<<<<
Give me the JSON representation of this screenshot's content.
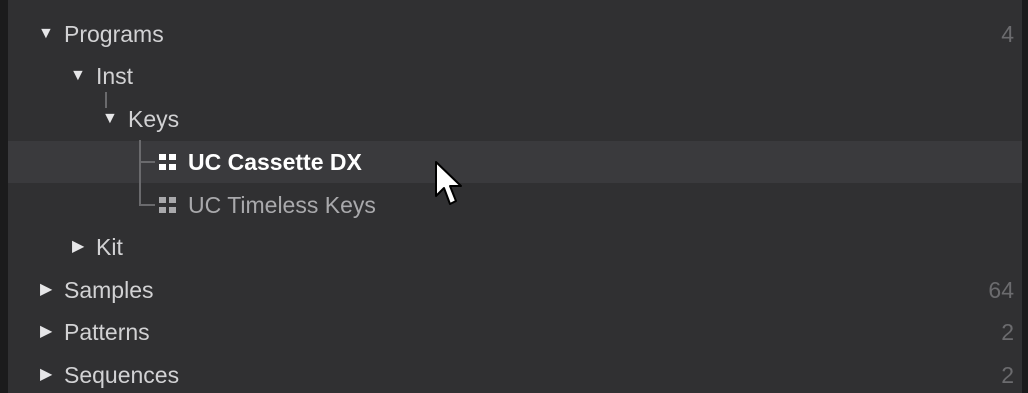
{
  "browser": {
    "programs": {
      "label": "Programs",
      "count": "4",
      "arrow": "▼"
    },
    "inst": {
      "label": "Inst",
      "arrow": "▼"
    },
    "keys": {
      "label": "Keys",
      "arrow": "▼"
    },
    "cassette": {
      "label": "UC Cassette DX",
      "icon": "program-grid-icon"
    },
    "timeless": {
      "label": "UC Timeless Keys",
      "icon": "program-grid-icon"
    },
    "kit": {
      "label": "Kit",
      "arrow": "▶"
    },
    "samples": {
      "label": "Samples",
      "count": "64",
      "arrow": "▶"
    },
    "patterns": {
      "label": "Patterns",
      "count": "2",
      "arrow": "▶"
    },
    "sequences": {
      "label": "Sequences",
      "count": "2",
      "arrow": "▶"
    }
  },
  "colors": {
    "background": "#303032",
    "highlight_row": "#3a3a3d",
    "selected_text": "#ffffff",
    "text": "#d2d2d4",
    "count_text": "#6b6b6e"
  }
}
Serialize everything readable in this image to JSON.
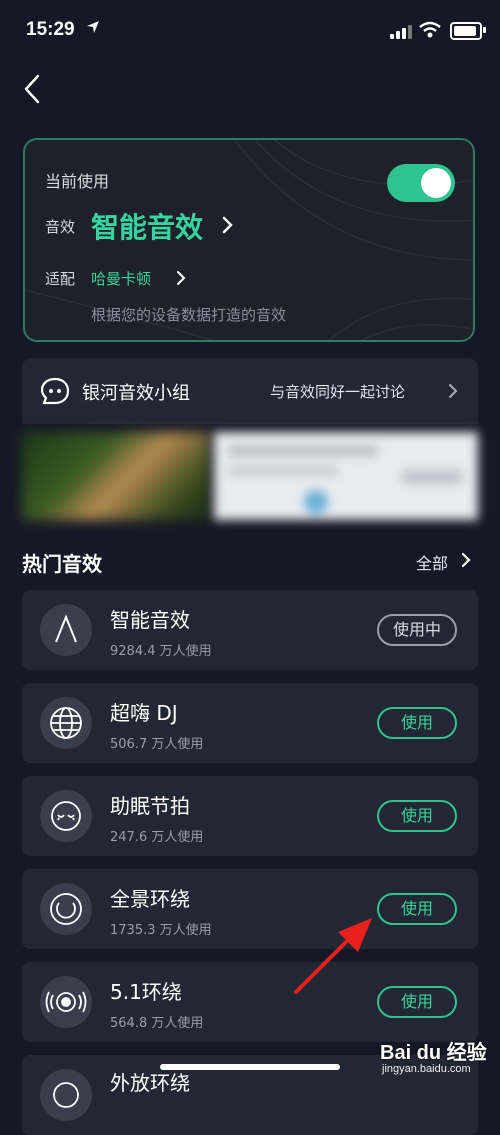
{
  "status_bar": {
    "time": "15:29"
  },
  "current": {
    "label": "当前使用",
    "effect_label": "音效",
    "effect_name": "智能音效",
    "fit_label": "适配",
    "fit_value": "哈曼卡顿",
    "description": "根据您的设备数据打造的音效",
    "toggle_on": true
  },
  "community": {
    "title": "银河音效小组",
    "link": "与音效同好一起讨论"
  },
  "section": {
    "title": "热门音效",
    "all_label": "全部"
  },
  "effects": [
    {
      "name": "智能音效",
      "count": "9284.4 万人使用",
      "button": "使用中",
      "icon": "letter-a-icon"
    },
    {
      "name": "超嗨 DJ",
      "count": "506.7 万人使用",
      "button": "使用",
      "icon": "globe-icon"
    },
    {
      "name": "助眠节拍",
      "count": "247.6 万人使用",
      "button": "使用",
      "icon": "sleepy-face-icon"
    },
    {
      "name": "全景环绕",
      "count": "1735.3 万人使用",
      "button": "使用",
      "icon": "surround-ring-icon"
    },
    {
      "name": "5.1环绕",
      "count": "564.8 万人使用",
      "button": "使用",
      "icon": "speaker-waves-icon"
    },
    {
      "name": "外放环绕",
      "count": "",
      "button": "",
      "icon": "outdoor-speaker-icon"
    }
  ],
  "watermark": {
    "brand": "Bai du 经验",
    "url": "jingyan.baidu.com"
  },
  "colors": {
    "accent": "#36d49e",
    "background": "#161826",
    "card": "#232633",
    "annotation_arrow": "#e8201e"
  }
}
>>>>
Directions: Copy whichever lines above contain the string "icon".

Reply:
      "icon": "program-grid-icon"
      "icon": "program-grid-icon"
      "icon": "letter-a-icon"
      "icon": "globe-icon"
      "icon": "sleepy-face-icon"
      "icon": "surround-ring-icon"
      "icon": "speaker-waves-icon"
      "icon": "outdoor-speaker-icon"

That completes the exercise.